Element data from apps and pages
=== Section Start ===

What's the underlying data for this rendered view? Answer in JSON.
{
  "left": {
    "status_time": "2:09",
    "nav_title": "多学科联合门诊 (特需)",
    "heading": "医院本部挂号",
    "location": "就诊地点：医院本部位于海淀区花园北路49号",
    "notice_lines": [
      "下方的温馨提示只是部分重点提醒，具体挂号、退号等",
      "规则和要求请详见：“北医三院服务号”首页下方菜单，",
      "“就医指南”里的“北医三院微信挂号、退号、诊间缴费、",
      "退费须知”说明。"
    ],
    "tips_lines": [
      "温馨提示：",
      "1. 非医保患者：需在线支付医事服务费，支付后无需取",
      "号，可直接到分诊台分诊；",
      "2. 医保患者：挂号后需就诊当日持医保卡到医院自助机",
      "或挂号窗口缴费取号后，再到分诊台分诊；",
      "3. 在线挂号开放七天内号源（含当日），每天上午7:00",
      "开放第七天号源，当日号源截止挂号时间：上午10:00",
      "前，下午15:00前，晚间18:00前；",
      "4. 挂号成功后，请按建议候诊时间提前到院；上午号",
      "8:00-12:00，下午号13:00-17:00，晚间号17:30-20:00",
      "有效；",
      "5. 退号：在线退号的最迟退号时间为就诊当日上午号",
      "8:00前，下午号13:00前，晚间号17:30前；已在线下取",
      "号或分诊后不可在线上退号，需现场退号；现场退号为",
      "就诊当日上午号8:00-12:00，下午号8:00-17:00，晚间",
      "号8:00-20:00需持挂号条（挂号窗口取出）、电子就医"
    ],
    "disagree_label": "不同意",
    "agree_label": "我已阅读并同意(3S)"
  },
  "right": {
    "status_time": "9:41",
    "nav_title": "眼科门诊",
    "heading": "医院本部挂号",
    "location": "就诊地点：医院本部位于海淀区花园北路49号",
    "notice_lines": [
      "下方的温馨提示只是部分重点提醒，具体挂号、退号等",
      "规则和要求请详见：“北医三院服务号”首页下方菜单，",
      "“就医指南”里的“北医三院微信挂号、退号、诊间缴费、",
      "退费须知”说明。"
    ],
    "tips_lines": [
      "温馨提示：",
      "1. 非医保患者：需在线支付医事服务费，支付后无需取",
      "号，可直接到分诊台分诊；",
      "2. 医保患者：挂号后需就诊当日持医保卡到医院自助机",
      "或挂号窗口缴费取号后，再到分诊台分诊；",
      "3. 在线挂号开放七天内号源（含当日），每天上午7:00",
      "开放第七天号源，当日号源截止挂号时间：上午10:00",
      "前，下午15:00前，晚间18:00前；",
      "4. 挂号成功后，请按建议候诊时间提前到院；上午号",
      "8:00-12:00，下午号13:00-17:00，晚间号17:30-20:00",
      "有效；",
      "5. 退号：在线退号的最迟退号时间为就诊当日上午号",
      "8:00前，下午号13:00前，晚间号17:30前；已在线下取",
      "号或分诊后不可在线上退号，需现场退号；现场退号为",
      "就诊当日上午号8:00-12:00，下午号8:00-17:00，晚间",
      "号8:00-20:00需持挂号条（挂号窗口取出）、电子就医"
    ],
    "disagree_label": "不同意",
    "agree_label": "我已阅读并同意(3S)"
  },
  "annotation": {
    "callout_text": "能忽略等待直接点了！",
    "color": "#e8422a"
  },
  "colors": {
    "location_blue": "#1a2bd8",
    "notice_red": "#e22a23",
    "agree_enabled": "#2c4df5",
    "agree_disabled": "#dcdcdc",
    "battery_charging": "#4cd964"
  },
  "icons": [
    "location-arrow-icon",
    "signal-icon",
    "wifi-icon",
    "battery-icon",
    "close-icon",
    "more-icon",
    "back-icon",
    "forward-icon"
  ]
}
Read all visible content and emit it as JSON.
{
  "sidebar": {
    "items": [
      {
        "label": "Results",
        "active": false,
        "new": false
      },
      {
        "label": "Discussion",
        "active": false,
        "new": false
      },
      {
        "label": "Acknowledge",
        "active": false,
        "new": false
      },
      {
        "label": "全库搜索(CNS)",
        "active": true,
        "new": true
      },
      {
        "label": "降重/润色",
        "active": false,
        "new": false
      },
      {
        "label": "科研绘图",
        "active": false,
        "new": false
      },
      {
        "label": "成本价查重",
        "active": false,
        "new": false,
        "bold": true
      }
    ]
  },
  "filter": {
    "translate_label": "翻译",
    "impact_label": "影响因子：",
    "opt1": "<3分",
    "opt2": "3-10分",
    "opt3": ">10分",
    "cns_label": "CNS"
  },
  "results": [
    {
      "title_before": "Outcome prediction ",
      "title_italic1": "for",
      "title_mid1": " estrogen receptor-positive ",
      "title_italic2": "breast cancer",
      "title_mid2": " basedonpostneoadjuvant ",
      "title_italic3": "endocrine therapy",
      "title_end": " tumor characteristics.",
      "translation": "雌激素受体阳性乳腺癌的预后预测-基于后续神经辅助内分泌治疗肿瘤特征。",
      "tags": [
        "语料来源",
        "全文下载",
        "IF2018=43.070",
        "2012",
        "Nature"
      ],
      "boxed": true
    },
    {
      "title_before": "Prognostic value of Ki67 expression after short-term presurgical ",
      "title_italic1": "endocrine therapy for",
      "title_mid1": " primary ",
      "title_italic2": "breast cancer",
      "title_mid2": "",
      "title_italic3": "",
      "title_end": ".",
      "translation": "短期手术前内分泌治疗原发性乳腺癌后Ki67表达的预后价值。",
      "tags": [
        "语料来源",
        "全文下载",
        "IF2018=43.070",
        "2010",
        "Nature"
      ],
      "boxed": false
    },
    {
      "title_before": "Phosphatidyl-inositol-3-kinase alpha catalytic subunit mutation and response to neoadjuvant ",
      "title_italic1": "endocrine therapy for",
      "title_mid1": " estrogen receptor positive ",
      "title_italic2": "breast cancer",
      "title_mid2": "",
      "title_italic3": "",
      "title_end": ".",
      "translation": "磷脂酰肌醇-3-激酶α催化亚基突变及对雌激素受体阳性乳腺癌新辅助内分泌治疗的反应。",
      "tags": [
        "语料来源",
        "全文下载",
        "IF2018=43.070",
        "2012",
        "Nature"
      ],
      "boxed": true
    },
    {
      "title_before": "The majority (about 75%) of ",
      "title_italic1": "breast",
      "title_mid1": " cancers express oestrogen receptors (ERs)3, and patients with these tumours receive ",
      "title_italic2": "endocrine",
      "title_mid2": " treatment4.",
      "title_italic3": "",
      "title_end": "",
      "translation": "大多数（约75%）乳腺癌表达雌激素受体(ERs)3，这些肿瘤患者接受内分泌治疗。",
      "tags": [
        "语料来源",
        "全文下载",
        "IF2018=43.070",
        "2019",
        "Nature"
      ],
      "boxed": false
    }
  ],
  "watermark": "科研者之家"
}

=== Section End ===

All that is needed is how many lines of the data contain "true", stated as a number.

5